Purpose: To evaluate the effects of zafirlukast on emergency department (ED) discharges and relapses following discharge in patients presenting with acute asthma.
Methods: In this 20-center, placebo-controlled, double-blind, randomized trial, patients with acute asthma received standardized treatment with prednisone and albuterol. 30 minutes after ED entry, patients were randomized to treatment with a single dose of zafirlukast 20 mg (Z20) or 160 mg (Z160), or placebo po. Patients who could be discharged at 240 minutes were eligible to continue in the trial and received prednisone 40 mg daily for 7 days, a [[Beta].sub.2]-agonist prn, and any other medications taken before ED entry. Both zafirlukast-treated groups continued on Z20 bid and placebo-treated patients continued on placebo bid for 28 days after ED discharge. Clinic visits were at days 10 and 28, and phone follow-ups were at days 3, 15, and 21 after ED discharge. Relapse was defined as an unscheduled ED visit/clinician contact for worsening asthma or a significant worsening of [FEV.sub.1] or diary indices at a clinic visit according to predefined criteria. Treatment failures were defined as an inability to be discharged from the ED or a relapse during the next 28 days. Analyses included all randomized patients and relapses occurring up to the day 28 clinic visit or within 3 days after the last dose of zafirlukast or placebo, whichever occurs first.
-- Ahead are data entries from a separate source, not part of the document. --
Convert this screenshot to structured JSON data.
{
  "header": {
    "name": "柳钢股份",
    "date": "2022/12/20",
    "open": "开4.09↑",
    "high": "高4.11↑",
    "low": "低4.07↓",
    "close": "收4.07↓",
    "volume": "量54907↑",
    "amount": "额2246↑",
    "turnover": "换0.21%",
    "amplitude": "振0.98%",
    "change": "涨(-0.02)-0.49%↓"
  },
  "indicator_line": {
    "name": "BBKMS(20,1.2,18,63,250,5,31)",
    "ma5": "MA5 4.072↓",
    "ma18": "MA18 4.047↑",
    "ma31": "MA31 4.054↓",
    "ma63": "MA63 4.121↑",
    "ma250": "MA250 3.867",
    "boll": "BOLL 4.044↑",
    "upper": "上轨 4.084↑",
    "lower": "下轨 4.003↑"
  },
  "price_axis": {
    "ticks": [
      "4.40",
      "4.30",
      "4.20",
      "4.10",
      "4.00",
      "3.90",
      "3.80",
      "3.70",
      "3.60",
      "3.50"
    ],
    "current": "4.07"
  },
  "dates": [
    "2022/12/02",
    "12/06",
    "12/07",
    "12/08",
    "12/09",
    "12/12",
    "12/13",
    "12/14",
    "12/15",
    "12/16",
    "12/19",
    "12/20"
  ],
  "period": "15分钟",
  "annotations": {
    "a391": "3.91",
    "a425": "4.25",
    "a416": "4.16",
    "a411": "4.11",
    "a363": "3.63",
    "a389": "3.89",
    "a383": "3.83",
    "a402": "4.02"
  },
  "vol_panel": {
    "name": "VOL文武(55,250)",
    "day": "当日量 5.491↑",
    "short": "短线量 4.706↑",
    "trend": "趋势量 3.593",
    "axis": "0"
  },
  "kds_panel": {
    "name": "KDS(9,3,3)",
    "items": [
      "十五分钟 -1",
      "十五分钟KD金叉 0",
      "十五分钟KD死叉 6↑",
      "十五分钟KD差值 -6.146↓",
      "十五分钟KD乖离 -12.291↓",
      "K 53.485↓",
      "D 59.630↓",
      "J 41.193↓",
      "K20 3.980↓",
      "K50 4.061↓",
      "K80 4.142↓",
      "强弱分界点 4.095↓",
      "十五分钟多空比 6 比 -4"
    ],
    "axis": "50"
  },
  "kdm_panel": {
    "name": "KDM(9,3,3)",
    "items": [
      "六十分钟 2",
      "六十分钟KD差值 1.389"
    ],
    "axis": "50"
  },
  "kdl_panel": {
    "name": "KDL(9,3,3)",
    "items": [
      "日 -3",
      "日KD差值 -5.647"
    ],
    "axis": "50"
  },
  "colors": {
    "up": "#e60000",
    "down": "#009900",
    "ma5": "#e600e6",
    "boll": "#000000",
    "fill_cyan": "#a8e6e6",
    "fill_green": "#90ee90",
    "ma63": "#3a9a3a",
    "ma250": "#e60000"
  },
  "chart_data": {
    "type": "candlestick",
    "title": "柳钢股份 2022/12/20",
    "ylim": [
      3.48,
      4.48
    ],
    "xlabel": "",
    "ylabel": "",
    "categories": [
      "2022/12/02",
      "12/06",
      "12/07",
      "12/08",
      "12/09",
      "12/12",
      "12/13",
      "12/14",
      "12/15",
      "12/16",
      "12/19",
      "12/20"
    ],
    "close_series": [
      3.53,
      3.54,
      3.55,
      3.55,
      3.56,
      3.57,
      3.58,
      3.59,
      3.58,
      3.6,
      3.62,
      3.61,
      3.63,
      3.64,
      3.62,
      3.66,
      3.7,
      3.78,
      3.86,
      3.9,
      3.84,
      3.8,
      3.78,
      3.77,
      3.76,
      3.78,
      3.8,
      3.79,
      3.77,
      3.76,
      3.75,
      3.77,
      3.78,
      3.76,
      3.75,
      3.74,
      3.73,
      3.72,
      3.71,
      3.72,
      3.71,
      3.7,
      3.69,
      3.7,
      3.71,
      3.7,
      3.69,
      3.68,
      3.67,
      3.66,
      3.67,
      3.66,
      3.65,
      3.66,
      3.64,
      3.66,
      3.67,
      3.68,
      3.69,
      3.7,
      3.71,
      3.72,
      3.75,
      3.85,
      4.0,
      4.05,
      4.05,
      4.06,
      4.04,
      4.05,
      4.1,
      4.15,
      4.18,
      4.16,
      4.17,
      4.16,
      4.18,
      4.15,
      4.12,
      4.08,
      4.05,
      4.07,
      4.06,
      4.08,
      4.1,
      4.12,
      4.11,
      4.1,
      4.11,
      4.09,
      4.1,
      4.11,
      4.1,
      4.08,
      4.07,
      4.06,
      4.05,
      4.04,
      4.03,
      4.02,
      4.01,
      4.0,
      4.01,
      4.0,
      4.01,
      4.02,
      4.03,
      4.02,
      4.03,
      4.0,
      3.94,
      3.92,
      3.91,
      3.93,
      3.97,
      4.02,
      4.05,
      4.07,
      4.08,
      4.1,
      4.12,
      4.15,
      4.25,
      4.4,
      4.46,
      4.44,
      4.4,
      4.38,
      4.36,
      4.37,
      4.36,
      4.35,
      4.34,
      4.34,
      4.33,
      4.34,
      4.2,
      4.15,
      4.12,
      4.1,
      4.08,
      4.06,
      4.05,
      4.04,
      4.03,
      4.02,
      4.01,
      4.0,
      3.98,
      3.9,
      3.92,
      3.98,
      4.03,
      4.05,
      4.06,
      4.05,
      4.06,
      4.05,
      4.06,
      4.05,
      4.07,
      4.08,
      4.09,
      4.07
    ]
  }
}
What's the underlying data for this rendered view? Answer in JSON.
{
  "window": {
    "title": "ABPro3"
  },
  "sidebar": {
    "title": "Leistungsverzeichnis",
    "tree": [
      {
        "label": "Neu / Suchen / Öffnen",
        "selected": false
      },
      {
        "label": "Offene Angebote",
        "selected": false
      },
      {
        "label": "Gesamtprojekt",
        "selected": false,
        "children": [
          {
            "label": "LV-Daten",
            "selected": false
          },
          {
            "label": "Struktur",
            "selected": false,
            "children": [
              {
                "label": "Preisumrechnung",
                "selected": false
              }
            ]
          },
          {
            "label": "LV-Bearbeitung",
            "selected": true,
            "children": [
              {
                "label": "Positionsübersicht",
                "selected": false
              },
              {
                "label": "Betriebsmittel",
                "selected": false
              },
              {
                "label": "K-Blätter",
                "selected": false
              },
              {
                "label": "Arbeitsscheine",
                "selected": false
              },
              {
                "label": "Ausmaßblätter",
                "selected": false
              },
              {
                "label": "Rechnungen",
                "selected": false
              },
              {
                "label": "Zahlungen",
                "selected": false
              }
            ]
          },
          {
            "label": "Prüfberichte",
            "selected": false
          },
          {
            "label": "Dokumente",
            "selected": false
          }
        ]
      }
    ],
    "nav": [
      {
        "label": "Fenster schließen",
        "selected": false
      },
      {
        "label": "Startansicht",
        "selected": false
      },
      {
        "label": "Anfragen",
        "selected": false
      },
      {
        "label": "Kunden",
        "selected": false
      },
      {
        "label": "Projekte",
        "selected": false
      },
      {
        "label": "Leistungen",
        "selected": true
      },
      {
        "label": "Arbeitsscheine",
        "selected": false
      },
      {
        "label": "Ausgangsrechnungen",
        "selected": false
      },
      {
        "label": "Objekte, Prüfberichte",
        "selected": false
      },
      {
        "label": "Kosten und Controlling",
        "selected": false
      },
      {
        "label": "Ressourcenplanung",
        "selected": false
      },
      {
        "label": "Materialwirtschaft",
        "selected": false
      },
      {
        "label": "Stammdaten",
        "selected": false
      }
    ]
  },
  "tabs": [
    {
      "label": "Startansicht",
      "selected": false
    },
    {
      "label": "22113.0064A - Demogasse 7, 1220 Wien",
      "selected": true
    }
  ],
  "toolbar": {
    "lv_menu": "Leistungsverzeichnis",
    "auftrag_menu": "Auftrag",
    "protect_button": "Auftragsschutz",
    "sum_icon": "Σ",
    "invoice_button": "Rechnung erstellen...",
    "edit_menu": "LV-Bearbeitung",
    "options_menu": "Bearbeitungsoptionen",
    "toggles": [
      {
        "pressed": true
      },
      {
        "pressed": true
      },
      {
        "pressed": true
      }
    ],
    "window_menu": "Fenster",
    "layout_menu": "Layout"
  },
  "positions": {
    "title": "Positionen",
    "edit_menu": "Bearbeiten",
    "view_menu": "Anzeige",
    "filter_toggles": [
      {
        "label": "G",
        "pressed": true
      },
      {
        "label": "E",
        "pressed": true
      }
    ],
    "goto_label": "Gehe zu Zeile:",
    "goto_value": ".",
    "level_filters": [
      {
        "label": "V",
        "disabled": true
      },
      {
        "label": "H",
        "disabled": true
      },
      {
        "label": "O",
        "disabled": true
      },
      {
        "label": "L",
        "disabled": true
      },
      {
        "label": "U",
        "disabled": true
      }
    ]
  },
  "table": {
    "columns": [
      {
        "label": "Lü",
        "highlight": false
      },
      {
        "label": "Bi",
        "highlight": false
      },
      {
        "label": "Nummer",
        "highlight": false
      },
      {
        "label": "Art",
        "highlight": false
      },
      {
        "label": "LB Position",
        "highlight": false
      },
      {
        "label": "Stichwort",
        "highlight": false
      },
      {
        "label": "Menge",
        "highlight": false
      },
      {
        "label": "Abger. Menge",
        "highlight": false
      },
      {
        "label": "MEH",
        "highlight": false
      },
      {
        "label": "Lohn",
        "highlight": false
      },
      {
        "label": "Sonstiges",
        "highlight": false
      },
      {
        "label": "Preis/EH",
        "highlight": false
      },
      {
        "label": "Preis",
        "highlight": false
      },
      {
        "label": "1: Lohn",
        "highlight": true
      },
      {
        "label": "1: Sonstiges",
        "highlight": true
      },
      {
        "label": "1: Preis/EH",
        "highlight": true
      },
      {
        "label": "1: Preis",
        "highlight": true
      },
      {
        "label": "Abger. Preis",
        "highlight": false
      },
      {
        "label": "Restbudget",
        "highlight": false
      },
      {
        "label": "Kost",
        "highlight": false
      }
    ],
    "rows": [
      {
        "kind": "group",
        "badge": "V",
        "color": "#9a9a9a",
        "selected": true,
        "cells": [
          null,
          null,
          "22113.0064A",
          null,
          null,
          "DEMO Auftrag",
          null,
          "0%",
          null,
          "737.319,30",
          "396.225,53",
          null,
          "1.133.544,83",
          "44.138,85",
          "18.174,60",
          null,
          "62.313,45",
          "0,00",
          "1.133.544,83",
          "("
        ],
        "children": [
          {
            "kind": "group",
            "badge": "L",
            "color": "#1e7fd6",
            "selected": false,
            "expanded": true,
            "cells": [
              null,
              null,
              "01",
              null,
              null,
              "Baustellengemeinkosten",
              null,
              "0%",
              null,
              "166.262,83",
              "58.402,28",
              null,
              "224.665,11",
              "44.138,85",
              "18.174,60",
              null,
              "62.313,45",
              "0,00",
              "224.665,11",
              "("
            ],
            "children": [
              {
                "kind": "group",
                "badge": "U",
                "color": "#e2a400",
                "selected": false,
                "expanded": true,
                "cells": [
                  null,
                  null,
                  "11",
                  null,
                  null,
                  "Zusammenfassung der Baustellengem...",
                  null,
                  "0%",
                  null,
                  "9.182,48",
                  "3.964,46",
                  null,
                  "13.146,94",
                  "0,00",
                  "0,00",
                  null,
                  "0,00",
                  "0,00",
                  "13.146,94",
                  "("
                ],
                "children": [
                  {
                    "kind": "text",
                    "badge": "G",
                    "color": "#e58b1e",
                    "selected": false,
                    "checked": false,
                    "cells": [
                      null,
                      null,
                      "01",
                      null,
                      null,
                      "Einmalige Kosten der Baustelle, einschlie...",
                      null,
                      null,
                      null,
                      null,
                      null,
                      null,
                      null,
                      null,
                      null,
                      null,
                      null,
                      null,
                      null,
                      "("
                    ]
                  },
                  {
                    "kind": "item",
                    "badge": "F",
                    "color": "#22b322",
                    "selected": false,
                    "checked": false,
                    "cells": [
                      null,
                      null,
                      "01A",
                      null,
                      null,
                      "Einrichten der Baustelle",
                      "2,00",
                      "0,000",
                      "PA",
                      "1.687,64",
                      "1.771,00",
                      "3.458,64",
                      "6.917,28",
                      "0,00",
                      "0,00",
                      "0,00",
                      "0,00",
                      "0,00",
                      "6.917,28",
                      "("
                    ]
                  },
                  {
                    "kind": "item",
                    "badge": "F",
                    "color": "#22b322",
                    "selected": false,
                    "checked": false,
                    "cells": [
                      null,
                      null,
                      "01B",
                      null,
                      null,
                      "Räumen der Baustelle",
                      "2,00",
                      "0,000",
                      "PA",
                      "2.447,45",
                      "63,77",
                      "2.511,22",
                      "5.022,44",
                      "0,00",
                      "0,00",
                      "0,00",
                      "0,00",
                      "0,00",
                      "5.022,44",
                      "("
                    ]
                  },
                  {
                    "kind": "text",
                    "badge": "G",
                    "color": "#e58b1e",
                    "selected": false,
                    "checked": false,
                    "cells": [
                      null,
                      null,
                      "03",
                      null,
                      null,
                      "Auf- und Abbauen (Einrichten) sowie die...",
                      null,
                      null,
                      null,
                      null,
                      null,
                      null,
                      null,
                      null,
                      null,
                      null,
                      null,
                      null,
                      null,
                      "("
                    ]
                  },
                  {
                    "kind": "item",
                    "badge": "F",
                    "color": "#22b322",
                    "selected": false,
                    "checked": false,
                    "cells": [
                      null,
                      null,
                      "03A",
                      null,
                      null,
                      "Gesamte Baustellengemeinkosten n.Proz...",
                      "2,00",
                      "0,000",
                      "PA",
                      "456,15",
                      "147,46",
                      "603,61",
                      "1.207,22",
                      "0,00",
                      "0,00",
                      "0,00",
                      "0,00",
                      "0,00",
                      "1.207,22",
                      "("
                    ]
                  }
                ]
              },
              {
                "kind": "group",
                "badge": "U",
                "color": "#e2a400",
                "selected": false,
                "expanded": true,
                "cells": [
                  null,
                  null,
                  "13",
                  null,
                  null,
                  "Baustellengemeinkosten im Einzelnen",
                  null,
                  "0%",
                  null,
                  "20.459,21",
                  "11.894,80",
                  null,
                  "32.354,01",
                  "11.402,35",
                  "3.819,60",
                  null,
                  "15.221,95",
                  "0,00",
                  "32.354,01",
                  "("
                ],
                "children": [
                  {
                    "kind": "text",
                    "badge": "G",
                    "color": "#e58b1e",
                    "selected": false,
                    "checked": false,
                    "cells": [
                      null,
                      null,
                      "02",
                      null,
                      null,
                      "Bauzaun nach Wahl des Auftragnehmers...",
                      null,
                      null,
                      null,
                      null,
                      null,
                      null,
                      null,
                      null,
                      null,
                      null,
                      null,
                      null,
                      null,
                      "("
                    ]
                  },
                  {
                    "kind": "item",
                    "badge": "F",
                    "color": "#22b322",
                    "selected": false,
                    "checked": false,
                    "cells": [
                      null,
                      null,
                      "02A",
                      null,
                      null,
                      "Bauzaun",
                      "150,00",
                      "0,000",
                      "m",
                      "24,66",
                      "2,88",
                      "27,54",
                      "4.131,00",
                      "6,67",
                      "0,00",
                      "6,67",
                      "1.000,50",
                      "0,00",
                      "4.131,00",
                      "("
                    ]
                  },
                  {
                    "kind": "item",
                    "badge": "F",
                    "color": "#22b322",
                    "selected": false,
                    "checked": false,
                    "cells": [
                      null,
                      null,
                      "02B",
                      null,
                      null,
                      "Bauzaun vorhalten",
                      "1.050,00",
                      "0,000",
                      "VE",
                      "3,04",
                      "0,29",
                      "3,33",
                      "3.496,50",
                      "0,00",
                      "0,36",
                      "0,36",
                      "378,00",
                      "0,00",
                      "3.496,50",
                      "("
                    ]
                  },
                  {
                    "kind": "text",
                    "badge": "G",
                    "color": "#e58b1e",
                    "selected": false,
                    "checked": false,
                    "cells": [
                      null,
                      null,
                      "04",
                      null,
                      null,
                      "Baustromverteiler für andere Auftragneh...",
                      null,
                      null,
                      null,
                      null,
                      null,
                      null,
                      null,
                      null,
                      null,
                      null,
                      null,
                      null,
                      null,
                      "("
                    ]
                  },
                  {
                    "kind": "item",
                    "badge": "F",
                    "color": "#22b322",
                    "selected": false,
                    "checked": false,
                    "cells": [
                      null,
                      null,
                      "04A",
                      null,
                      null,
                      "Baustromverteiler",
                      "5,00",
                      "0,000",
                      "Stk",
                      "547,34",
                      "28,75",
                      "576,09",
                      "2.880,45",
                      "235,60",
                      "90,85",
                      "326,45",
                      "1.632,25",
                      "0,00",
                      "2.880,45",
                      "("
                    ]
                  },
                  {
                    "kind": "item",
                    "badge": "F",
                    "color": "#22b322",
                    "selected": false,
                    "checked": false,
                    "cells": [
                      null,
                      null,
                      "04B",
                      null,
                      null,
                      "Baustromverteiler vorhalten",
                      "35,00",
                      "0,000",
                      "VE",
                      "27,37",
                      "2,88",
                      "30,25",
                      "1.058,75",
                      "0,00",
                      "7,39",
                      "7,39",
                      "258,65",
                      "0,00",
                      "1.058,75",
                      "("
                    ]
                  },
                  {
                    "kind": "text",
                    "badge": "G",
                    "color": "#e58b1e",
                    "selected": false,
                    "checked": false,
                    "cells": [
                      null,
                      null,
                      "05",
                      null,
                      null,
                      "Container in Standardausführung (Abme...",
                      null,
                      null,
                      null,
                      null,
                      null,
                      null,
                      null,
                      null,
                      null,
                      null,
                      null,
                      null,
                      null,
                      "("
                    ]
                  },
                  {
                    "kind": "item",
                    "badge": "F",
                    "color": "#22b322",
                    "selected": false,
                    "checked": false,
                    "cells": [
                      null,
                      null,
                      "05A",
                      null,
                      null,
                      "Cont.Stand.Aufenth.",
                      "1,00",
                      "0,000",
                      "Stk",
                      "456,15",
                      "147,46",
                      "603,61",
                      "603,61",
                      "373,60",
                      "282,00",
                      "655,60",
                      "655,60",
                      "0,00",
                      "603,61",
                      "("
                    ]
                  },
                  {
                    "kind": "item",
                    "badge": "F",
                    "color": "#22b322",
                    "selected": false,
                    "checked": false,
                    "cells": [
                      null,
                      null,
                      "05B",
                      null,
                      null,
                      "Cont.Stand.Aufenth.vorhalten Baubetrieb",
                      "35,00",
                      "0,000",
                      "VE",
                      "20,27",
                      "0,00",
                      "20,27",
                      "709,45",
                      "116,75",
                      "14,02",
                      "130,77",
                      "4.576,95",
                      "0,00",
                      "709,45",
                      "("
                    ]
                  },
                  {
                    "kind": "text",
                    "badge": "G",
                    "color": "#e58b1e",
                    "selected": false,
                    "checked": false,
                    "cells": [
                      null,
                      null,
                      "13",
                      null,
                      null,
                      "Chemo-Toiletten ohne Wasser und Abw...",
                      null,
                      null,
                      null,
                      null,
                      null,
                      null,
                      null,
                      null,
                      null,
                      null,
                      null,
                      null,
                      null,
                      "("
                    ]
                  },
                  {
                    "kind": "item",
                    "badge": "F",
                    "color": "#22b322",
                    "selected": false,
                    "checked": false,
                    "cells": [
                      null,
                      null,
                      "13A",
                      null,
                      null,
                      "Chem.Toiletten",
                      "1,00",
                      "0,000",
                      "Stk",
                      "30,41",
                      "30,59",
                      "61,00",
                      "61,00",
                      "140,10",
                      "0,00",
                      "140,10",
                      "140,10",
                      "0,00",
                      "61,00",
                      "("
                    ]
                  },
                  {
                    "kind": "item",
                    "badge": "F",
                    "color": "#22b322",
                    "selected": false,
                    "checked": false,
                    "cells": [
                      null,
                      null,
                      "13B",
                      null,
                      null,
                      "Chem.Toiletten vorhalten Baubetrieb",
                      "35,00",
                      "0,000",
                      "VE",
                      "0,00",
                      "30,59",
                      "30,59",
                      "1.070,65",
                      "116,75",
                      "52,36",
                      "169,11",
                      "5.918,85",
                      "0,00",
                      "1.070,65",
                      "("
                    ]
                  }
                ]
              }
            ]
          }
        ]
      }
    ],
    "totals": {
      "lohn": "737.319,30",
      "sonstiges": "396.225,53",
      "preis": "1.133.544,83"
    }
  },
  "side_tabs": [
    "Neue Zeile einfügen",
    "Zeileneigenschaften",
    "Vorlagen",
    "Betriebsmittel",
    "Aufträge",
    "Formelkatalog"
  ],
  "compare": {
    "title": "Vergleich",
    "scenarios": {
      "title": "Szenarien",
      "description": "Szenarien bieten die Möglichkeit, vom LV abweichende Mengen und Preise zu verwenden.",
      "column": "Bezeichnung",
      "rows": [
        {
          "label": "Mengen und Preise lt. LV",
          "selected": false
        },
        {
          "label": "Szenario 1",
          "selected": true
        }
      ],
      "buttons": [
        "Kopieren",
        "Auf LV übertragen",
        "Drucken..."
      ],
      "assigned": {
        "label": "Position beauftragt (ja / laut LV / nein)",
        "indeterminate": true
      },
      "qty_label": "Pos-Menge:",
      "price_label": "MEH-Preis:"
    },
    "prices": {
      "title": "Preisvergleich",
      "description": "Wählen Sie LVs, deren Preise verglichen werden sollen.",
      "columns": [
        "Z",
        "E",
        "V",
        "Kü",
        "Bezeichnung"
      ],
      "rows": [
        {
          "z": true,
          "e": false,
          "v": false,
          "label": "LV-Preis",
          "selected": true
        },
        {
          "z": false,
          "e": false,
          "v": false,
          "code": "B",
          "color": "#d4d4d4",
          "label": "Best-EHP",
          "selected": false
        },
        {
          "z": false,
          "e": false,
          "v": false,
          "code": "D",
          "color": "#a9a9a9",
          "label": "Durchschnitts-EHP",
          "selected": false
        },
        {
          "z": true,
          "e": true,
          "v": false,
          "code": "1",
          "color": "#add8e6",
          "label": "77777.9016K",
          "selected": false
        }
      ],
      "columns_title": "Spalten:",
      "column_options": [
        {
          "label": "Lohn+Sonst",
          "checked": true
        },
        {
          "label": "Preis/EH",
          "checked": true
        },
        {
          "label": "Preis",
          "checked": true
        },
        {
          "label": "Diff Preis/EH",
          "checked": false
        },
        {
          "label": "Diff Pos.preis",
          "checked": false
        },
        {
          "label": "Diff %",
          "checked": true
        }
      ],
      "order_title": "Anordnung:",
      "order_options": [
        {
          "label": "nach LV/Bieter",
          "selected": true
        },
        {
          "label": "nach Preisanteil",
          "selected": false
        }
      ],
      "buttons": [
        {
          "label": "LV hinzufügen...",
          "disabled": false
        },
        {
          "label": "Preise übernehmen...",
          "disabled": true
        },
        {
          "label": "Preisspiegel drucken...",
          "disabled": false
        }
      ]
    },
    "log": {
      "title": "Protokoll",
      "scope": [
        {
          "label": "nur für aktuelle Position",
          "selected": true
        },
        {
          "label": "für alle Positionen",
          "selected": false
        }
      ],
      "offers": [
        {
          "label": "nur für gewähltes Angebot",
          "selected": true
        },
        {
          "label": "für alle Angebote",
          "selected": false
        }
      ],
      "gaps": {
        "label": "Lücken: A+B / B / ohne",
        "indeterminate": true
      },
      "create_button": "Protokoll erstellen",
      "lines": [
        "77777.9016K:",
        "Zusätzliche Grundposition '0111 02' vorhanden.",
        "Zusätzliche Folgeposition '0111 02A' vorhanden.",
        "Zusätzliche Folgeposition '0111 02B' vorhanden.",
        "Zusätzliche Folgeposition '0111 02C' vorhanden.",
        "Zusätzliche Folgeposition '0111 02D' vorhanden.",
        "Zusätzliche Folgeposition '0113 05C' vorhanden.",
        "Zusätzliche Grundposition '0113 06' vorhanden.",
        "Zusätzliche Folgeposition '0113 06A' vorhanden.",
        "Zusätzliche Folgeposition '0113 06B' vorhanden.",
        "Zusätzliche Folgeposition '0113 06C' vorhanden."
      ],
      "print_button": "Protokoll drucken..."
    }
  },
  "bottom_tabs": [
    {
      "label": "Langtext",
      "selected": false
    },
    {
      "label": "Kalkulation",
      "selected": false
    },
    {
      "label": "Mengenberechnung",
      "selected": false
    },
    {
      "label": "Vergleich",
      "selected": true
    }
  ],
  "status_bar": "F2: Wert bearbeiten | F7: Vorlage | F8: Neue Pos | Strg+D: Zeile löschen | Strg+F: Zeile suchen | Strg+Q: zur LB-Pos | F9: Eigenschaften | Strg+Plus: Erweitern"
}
Results: 641 patients were randomized to treatment in the ED (Z20=158, Z160=162, placebo=321). Mean age was 32.5 years, and [FEV.sub.1] at ED entry was 38% of predicted. There was a trend for decreased admissions for Z160 patients compared with placebo (10% vs 15%, odds ratio 0.551, p=0.064). 545 patients continued after the ED visit (Z20=275, placebo=270). Zafirlukast reduced relapses compared with placebo (22% vs 29%; hazard ratio 0.674, p=0.023). Treatment failures also were significantly reduced compared with placebo (32% vs 39%; hazard ratio 0.701, p=0.009).
Conclusion: Zafirlukast reduces relapses and treatment failures in patients presenting to the ED with acute asthma.
Clinical Implications: Zafirlukast should be added to standard ED and discharge treatment regimens to improve asthma control and reduce healthcare utilization for patients with acute asthma.
Supported by: A research grant from Zeneca Pharmaceuticals.
Robert A Silverman, MD(*); C J Miller, MStat; Y Chen, PhD; C M Bonuccelli, MD; S G Simonson, MD and Zafirlukast Study Group. Long Island Jewish Medical Center, New Hyde Park, NY and Zeneca Pharmaceuticals, Wilmington, DE.
COPYRIGHT 1999 American College of Chest Physicians
COPYRIGHT 2000 Gale Group